General Election 2017: Manifesto For Small Business

Business news and opinion

31 May 2017

As we approach election day, the main political parties are outlining their visions for the future.

Following the leak of a surprising Labour manifesto, the parties appear more divided than ever over the economy – but what would their plans mean for your business?

Conservatives: focus on Brexit

Theresa May has so far focused on her key campaign soundbite of gaining a ‘strong and stable’ platform on which to negotiate Brexit. Undoubtedly a dominant factor in the vote, the Conservative manifesto has nonetheless pledged to keep taxes down and boost workers' rights by:
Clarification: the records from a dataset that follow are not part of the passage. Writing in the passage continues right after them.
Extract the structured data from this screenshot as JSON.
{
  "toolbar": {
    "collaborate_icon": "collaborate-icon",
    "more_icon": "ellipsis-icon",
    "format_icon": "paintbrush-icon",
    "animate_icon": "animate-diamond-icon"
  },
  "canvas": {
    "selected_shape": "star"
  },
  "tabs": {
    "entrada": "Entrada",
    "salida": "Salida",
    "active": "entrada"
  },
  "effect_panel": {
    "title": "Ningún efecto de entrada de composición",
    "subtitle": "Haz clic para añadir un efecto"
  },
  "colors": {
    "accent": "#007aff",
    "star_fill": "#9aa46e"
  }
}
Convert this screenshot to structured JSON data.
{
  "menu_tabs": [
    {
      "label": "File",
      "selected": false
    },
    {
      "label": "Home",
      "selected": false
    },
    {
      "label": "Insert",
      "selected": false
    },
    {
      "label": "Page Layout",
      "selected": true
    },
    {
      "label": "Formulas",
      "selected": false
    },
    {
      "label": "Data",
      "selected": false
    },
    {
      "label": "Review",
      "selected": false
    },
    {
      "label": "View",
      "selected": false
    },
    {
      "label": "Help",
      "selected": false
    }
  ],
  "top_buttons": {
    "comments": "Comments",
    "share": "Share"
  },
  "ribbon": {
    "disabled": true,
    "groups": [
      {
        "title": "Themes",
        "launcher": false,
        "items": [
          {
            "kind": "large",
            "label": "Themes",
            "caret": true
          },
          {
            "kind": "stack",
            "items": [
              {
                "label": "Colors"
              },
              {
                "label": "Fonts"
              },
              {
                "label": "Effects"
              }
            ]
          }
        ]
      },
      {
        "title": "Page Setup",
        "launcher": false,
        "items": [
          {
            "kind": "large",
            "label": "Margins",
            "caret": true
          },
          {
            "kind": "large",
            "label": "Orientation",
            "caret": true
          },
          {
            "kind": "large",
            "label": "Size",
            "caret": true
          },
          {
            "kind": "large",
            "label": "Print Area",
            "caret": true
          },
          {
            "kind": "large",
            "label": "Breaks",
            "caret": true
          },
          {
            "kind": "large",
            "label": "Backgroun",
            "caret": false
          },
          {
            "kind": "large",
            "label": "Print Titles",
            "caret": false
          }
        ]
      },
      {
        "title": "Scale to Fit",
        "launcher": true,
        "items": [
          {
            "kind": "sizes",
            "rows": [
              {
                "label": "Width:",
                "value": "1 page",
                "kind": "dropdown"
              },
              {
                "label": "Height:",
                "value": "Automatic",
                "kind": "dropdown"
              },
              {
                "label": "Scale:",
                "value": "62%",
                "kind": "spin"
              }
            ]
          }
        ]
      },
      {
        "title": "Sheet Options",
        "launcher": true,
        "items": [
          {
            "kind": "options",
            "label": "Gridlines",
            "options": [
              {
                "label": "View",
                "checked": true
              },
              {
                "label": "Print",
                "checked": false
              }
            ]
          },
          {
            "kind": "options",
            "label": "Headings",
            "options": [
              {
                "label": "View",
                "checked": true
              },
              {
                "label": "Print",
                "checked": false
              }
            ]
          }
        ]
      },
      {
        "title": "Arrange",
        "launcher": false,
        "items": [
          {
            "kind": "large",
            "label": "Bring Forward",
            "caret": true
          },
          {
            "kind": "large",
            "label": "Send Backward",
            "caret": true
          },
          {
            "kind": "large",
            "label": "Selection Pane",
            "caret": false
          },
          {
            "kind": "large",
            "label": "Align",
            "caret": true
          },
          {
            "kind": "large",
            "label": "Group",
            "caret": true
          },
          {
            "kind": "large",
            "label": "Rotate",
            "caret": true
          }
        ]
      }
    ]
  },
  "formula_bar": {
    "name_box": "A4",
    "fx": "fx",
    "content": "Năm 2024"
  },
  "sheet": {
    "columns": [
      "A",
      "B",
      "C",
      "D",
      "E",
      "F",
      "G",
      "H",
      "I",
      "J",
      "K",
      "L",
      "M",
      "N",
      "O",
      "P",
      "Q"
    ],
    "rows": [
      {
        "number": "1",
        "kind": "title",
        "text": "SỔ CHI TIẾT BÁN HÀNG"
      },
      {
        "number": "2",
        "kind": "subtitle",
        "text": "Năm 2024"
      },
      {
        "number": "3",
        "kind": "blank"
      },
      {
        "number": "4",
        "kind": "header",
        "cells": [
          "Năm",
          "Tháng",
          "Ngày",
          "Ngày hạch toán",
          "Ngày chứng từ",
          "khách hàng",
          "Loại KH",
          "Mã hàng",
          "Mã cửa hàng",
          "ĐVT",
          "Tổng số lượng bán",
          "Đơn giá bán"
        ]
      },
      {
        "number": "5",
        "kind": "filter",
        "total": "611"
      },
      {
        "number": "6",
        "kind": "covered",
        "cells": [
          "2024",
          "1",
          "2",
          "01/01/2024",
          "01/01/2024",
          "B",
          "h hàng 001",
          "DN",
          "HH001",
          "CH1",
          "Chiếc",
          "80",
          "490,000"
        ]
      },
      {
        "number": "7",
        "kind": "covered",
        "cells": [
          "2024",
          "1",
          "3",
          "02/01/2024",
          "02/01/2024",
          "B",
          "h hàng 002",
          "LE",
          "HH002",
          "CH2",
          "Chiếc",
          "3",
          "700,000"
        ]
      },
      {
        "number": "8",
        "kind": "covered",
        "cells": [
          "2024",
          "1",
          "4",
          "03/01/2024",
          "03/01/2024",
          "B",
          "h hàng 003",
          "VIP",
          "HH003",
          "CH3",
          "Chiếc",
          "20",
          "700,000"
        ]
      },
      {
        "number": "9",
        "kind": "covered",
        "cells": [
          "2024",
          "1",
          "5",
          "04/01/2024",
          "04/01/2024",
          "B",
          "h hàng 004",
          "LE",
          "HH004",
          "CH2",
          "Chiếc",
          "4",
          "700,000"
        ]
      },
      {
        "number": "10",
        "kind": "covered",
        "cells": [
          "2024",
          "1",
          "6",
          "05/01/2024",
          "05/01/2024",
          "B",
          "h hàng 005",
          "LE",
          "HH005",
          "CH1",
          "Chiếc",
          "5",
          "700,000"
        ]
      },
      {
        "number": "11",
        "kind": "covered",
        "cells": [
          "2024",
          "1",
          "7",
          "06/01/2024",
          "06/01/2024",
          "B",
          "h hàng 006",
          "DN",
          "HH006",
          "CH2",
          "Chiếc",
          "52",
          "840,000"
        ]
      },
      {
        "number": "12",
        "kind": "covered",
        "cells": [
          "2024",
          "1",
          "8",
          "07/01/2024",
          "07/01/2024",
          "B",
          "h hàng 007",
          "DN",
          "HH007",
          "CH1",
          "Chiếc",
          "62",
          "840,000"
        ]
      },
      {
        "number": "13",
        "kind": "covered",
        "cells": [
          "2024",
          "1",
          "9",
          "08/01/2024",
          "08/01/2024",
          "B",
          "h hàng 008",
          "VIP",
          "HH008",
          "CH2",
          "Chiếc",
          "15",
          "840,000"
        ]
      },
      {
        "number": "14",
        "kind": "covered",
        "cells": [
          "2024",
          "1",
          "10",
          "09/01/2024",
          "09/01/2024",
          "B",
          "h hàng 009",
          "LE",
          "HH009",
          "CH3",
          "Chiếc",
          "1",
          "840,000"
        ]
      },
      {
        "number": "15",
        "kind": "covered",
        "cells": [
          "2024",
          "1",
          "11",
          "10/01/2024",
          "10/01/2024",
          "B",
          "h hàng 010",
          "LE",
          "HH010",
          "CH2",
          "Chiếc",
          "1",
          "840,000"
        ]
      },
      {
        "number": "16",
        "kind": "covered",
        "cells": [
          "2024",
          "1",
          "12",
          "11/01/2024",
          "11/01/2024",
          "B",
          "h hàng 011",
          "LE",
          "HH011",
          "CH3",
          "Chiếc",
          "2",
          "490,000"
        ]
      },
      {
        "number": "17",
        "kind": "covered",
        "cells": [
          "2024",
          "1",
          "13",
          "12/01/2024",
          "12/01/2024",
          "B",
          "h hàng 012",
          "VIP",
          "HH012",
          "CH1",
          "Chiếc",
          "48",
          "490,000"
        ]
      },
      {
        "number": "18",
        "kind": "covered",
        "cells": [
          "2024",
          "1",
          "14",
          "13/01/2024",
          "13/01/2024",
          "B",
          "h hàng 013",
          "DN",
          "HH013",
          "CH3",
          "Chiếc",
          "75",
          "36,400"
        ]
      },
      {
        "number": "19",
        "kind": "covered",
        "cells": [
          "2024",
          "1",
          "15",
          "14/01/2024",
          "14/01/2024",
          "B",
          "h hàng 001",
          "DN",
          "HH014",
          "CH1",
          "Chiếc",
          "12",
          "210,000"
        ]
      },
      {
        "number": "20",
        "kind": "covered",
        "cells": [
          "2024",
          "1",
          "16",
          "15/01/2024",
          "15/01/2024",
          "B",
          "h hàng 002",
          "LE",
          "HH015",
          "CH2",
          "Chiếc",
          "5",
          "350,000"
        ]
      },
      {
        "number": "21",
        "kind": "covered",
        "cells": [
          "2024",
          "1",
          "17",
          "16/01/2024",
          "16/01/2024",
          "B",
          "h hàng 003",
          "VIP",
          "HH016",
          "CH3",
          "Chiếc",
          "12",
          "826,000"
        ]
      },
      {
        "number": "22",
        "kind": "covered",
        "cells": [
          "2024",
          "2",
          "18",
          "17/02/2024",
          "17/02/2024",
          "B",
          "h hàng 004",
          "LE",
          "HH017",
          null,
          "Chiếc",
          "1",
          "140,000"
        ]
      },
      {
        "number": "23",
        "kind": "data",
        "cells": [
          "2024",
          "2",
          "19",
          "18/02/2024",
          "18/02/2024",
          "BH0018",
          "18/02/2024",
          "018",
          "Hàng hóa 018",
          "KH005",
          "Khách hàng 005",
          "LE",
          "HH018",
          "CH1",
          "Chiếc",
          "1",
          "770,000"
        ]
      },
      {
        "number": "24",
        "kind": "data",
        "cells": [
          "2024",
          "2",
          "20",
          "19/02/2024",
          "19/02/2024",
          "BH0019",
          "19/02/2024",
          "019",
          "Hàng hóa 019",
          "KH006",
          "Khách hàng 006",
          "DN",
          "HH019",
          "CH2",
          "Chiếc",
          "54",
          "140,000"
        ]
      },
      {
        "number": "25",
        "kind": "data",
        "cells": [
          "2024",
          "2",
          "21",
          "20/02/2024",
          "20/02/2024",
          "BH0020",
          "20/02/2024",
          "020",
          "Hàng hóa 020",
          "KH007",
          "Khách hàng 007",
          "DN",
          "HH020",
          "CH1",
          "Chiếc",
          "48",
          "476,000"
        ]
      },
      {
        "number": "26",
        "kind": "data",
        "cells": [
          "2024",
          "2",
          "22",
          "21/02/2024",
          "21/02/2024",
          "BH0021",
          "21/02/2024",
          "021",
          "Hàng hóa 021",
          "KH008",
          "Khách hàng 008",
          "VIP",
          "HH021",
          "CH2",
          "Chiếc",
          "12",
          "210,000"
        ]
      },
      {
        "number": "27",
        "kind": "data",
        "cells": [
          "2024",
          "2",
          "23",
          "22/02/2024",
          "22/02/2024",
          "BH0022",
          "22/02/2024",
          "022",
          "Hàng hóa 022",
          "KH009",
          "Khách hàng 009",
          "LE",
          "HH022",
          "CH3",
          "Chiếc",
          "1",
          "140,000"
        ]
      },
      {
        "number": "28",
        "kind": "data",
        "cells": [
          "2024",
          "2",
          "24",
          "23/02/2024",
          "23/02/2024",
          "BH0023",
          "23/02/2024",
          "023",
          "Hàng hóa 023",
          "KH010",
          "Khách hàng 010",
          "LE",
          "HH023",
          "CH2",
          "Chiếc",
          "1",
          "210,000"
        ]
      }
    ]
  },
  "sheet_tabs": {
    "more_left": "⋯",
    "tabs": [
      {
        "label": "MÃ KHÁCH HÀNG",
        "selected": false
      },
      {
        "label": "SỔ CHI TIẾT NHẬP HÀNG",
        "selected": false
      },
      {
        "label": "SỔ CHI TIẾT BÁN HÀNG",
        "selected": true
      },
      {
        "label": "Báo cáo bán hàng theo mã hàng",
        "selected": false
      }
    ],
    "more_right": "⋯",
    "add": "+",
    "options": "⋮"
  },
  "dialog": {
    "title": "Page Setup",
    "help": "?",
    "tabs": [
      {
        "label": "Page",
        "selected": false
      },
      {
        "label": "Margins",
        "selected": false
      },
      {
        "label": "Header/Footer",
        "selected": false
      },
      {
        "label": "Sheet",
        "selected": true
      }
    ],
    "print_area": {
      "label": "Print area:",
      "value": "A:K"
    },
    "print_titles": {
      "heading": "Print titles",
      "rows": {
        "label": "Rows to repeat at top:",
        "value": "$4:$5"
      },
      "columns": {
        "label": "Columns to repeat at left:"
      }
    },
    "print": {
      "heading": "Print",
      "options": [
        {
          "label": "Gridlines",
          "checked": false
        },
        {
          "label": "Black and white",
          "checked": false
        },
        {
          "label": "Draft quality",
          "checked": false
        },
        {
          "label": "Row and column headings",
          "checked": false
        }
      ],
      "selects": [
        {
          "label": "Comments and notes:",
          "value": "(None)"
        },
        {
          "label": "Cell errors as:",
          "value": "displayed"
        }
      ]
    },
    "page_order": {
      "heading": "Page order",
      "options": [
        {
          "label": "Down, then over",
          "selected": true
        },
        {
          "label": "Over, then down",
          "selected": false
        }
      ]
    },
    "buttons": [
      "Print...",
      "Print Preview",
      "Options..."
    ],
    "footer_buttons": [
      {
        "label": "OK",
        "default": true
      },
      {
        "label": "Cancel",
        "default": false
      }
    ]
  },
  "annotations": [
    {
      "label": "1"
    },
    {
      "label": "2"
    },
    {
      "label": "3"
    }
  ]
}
  • Giving workers the legal right to unpaid time off to care for loved ones on a full-time basis
  • Increase the amount levied on firms employing non-EU migrant workers
  • Introducing new protections and rights for ‘gig economy’ workers
  • Enforcing worker representation on company boards
  • Giving workers rights to request leave for training

Labour: investment and redistribution

The leaked ‘For the many, not the few’ Labour manifesto caused a stir over suggestions the party would renationalise the water industry, rail networks, energy networks and Royal Mail. Following the official launch, it’s clear that this is part of a broader economic approach that stands in direct opposition to austerity. Instead, Labour advocate more intervention and investment through:

  • A £250 billion National Transformation Fund to invest in industry
  • A new National Investment Bank and regional development banks, specifically to support SMEs
  • Tax increases for those earning above £80,000 per year, representing the top 5% of earners
  • Higher corporation tax for big companies, reduced corporation tax for small businesses
  • Exemption from plans for mandatory quarterly reporting for businesses with a turnover below £85,000
  • A promise to take action on late payments and ending zero hours contracts

Other main parties

The Scottish National Party has pledged to fight for special status for Scotland after Brexit, including seeking to maintain access to the Single Market to help protect Scottish businesses.

Elsewhere, the Lib Dems have built an anti-Brexit platform and are calling for a second referendum, as well as supporting income tax increases to fund healthcare. Both the Lib Dems and the Greens are also arguing for an increase in corporation tax, a move that would have a big impact on business should either party hold sway in a coalition.